When it comes to drug testing, the stakes can be very high. For example, elite athletes can lose records, contracts, endorsements, and the opportunity to compete, and some non-athletes can lose their jobs in response to a failed drug test. For people with a lot to lose from a failed test, keeping a little bit of your old supplements could be a useful strategy. The idea is to simply leave a little bit of product leftover instead of finishing all of it, and to commit the final dose (or a few doses) to long-term storage. When an athlete gets popped on a drug test, it’s remarkably common to blame tainted supplements. For some, it’s just a convenient excuse, but there are absolutely instances in which adulterated supplements have caused failed drug tests. The only way to know for sure, and to assert your innocence, is to provide supplement samples for testing. If you can show that the product you ingested contained the banned or illegal ingredient that caused your drug test failure, this could be a very favorable finding. It doesn’t totally get you off the hook, but this helps establish that you did not knowingly or intentionally violate the drug policy you were obligated to adhere to. If you violate a federation’s drug policy, your records and victories certainly should not stand, whether you intended to cheat or not. However, if your drug policy violation was a genuine case of unintentional ingestion of a mislabeled or adulterated supplement, certain federations might give a more lenient ban or suspension, and employers or sponsors may neglect to terminate contracts.

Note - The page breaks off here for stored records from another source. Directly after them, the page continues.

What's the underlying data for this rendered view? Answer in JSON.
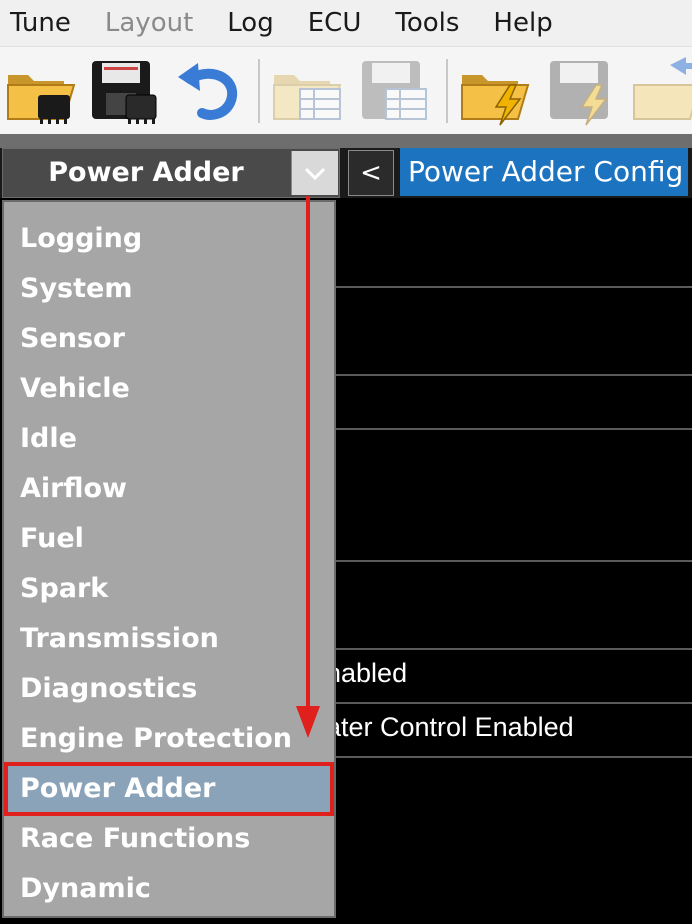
{
  "menubar": {
    "items": [
      {
        "label": "Tune",
        "enabled": true
      },
      {
        "label": "Layout",
        "enabled": false
      },
      {
        "label": "Log",
        "enabled": true
      },
      {
        "label": "ECU",
        "enabled": true
      },
      {
        "label": "Tools",
        "enabled": true
      },
      {
        "label": "Help",
        "enabled": true
      }
    ]
  },
  "toolbar": {
    "buttons": [
      {
        "icon": "open-folder-chip-icon"
      },
      {
        "icon": "save-disk-chip-icon"
      },
      {
        "icon": "undo-icon"
      },
      {
        "icon": "open-folder-table-icon"
      },
      {
        "icon": "save-disk-table-icon"
      },
      {
        "icon": "open-folder-lightning-icon"
      },
      {
        "icon": "save-disk-lightning-icon"
      },
      {
        "icon": "import-folder-arrow-icon"
      }
    ]
  },
  "selector": {
    "current": "Power Adder",
    "back_label": "<",
    "page_title": "Power Adder Config"
  },
  "dropdown": {
    "items": [
      "Logging",
      "System",
      "Sensor",
      "Vehicle",
      "Idle",
      "Airflow",
      "Fuel",
      "Spark",
      "Transmission",
      "Diagnostics",
      "Engine Protection",
      "Power Adder",
      "Race Functions",
      "Dynamic"
    ],
    "selected": "Power Adder"
  },
  "content": {
    "rows": [
      "nabled",
      "ater Control Enabled"
    ]
  },
  "colors": {
    "accent": "#1c74c0",
    "annotation": "#e0201c",
    "dropdown_bg": "#a6a6a6",
    "selected_bg": "#8aa3b8"
  }
}
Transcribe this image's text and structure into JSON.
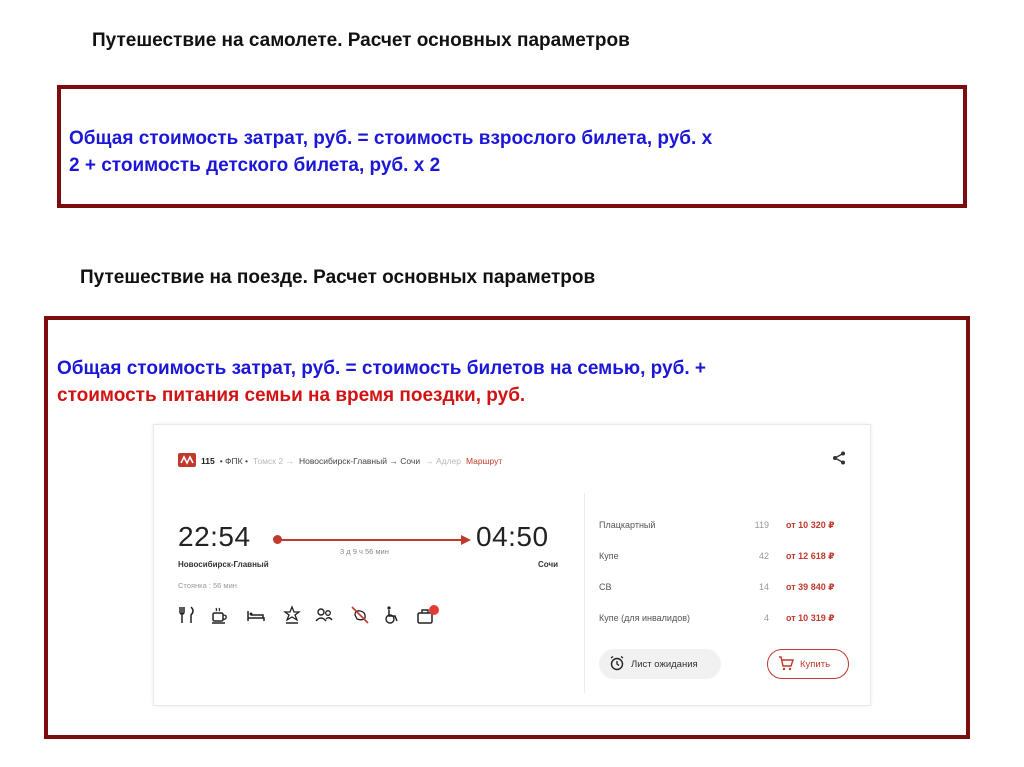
{
  "plane": {
    "heading": "Путешествие на самолете. Расчет основных параметров",
    "formula_line1": "Общая стоимость затрат, руб. = стоимость взрослого билета, руб. х",
    "formula_line2": "2 + стоимость детского билета, руб. х 2"
  },
  "train": {
    "heading": "Путешествие на поезде. Расчет основных параметров",
    "formula_line1": "Общая стоимость затрат, руб. =  стоимость билетов на семью, руб. +",
    "formula_line2": "стоимость питания семьи на время поездки, руб."
  },
  "ticket": {
    "train_number": "115",
    "carrier": "• ФПК •",
    "route_from_muted": "Томск 2 →",
    "route_main": "Новосибирск-Главный → Сочи",
    "route_to_muted": "→ Адлер",
    "route_link": "Маршрут",
    "departure_time": "22:54",
    "arrival_time": "04:50",
    "departure_station": "Новосибирск-Главный",
    "arrival_station": "Сочи",
    "stop_info": "Стоянка : 56 мин",
    "duration": "3 д 9 ч 56 мин",
    "badge_count": "16",
    "amenities": [
      "restaurant-icon",
      "coffee-icon",
      "bed-icon",
      "award-icon",
      "people-icon",
      "no-pets-icon",
      "wheelchair-icon",
      "luggage-icon"
    ],
    "classes": [
      {
        "name": "Плацкартный",
        "seats": "119",
        "price": "от 10 320 ₽"
      },
      {
        "name": "Купе",
        "seats": "42",
        "price": "от 12 618 ₽"
      },
      {
        "name": "СВ",
        "seats": "14",
        "price": "от 39 840 ₽"
      },
      {
        "name": "Купе (для инвалидов)",
        "seats": "4",
        "price": "от 10 319 ₽"
      }
    ],
    "waitlist_label": "Лист ожидания",
    "buy_label": "Купить"
  },
  "colors": {
    "frame": "#7a0d0d",
    "formula_blue": "#1c17d8",
    "formula_red": "#d11313",
    "accent": "#c0392b"
  }
}
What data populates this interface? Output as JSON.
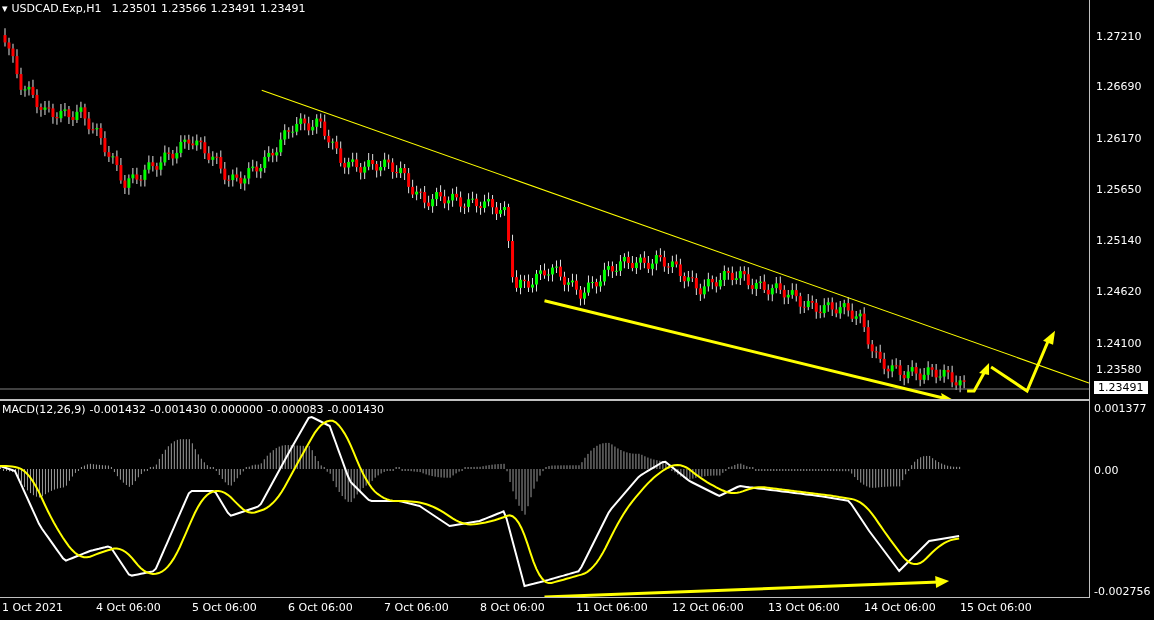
{
  "main_chart": {
    "menu_glyph": "▾",
    "symbol_line": "USDCAD.Exp,H1",
    "ohlc": [
      "1.23501",
      "1.23566",
      "1.23491",
      "1.23491"
    ]
  },
  "price_axis": {
    "ticks": [
      "1.27210",
      "1.26690",
      "1.26170",
      "1.25650",
      "1.25140",
      "1.24620",
      "1.24100",
      "1.23580"
    ],
    "current_price": "1.23491"
  },
  "macd_panel": {
    "title": "MACD(12,26,9)",
    "values": [
      "-0.001432",
      "-0.001430",
      "0.000000",
      "-0.000083",
      "-0.001430"
    ]
  },
  "macd_axis": {
    "ticks": [
      "0.001377",
      "0.00",
      "-0.002756"
    ]
  },
  "time_axis": {
    "labels": [
      "1 Oct 2021",
      "4 Oct 06:00",
      "5 Oct 06:00",
      "6 Oct 06:00",
      "7 Oct 06:00",
      "8 Oct 06:00",
      "11 Oct 06:00",
      "12 Oct 06:00",
      "13 Oct 06:00",
      "14 Oct 06:00",
      "15 Oct 06:00"
    ]
  }
}
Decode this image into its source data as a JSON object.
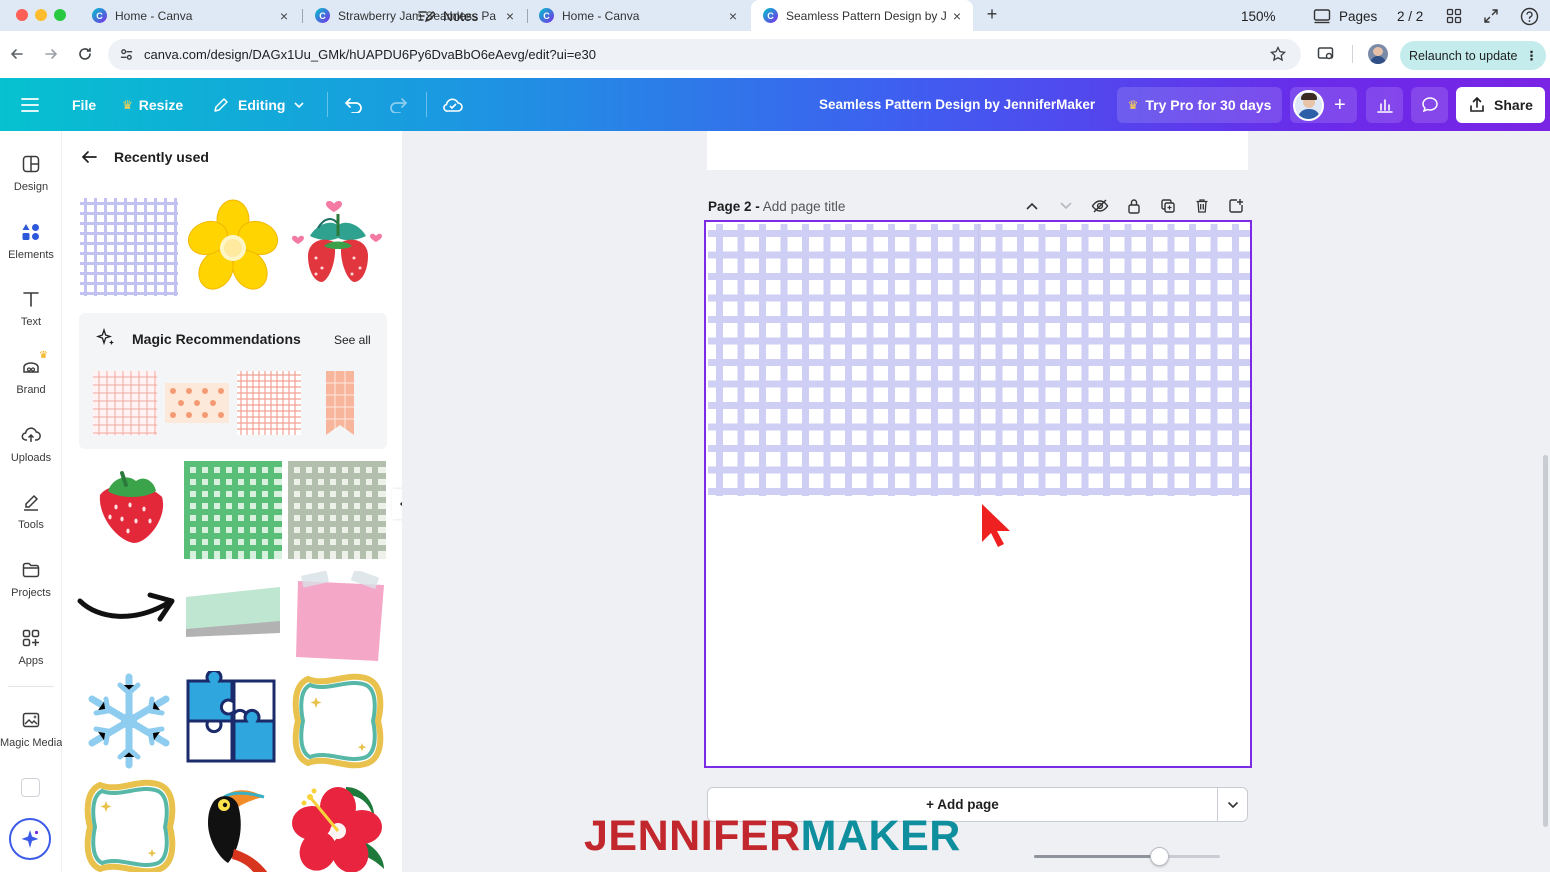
{
  "browser": {
    "tabs": [
      {
        "title": "Home - Canva",
        "active": false
      },
      {
        "title": "Strawberry Jam Seamless Pa",
        "active": false
      },
      {
        "title": "Home - Canva",
        "active": false
      },
      {
        "title": "Seamless Pattern Design by J",
        "active": true
      }
    ],
    "url": "canva.com/design/DAGx1Uu_GMk/hUAPDU6Py6DvaBbO6eAevg/edit?ui=e30",
    "relaunch_label": "Relaunch to update"
  },
  "topbar": {
    "file": "File",
    "resize": "Resize",
    "editing": "Editing",
    "design_title": "Seamless Pattern Design by JenniferMaker",
    "try_pro": "Try Pro for 30 days",
    "share": "Share"
  },
  "rail": {
    "items": [
      {
        "label": "Design",
        "icon": "design-icon"
      },
      {
        "label": "Elements",
        "icon": "elements-icon"
      },
      {
        "label": "Text",
        "icon": "text-icon"
      },
      {
        "label": "Brand",
        "icon": "brand-icon"
      },
      {
        "label": "Uploads",
        "icon": "uploads-icon"
      },
      {
        "label": "Tools",
        "icon": "tools-icon"
      },
      {
        "label": "Projects",
        "icon": "projects-icon"
      },
      {
        "label": "Apps",
        "icon": "apps-icon"
      },
      {
        "label": "Magic Media",
        "icon": "magic-media-icon"
      }
    ]
  },
  "panel": {
    "heading": "Recently used",
    "magic_title": "Magic Recommendations",
    "see_all": "See all"
  },
  "canvas": {
    "page_number": "Page 2 -",
    "page_title_placeholder": "Add page title",
    "add_page": "+ Add page",
    "pattern_color": "#8f8fe8"
  },
  "bottombar": {
    "notes": "Notes",
    "zoom": "150%",
    "zoom_fraction": 0.68,
    "pages": "Pages",
    "page_count": "2 / 2"
  },
  "watermark": {
    "part1": "JENNIFER",
    "part2": "MAKER"
  },
  "colors": {
    "accent": "#7d2ae8",
    "brand_teal": "#00c4cc",
    "relaunch_bg": "#c4ecec"
  }
}
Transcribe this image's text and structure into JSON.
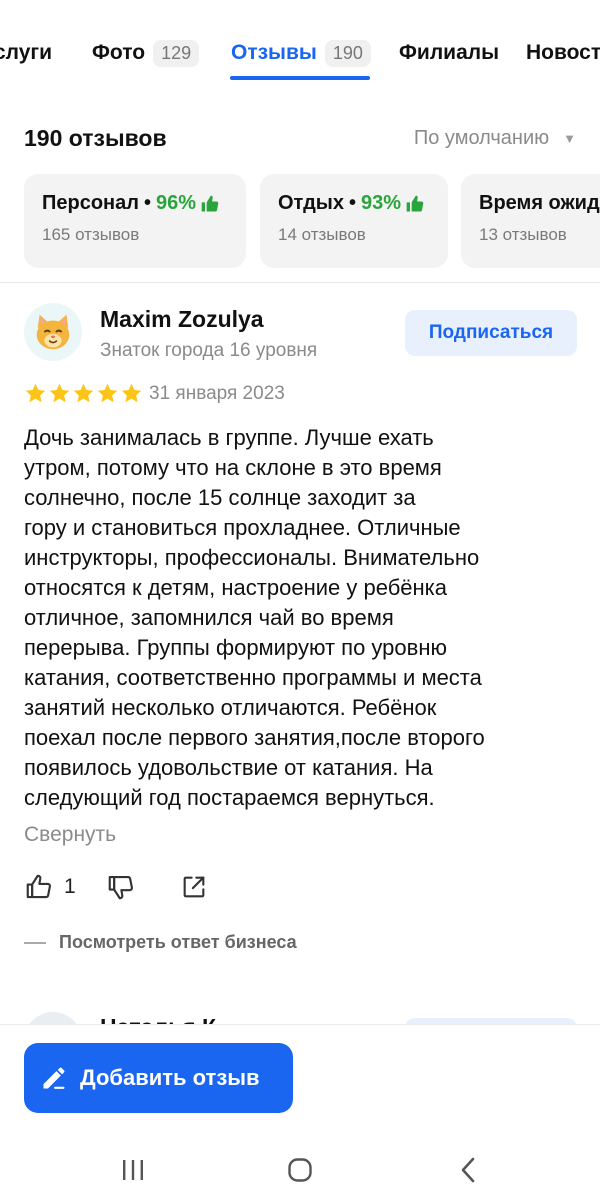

The idea that dietary supplements are unregulated is a remarkably common misconception in the United States. However, it calls attention to an important consideration for supplement consumers: the federal government exerts post-market regulation over the supplement industry. As a result, they are much more equipped to respond to problems than to prevent them. In addition, they hardly have enough resources to oversee the legality and safety of products on the market, let alone the quality and efficacy. While the current policies allow for a fluid supplement market that can bring new products to market quickly and affordably in comparison to pharmaceutical drugs, it shifts a burden toward the consumer. A savvy supplement consumer will do some homework to ensure they are buying an efficacious, pure, unadulterated product from a reputable company. If you have a job or compete in a sport that enforces a drug testing policy, you should have particularly heightened awareness when making supplement purchases. Luckily, there are a variety of informative resources and tools available to help consumers make these decisions with confidence. Of course, there is always some risk of contamination or adulteration when consuming a dietary supplement (or food, or drug, for that matter), but rigorous third-party testing programs provide a reasonable degree of assurance for prospective supplement consumers.
I would like to thank Rick Collins, Esq., CSCS, for providing some feedback on this article, and putting out most of the key information that made the article possible. To keep up with the wealth of information he contributes in this area, check him out on Facebook, Instagram, his website, or his regular column in Muscular Development magazine.
Disclaimer: Eric Trexler is not a medical doctor or a dietitian. Speak to a qualified healthcare professional before making any changes to your diet or exercise habits. Eric Trexler is not a lawyer or legal professional, and has no legal training. The content of this article does not constitute legal advice; consult a lawyer for advice on all legal matters. The author asserts no opinion or judgement pertaining to ongoing litigation or legal matters discussed within the article.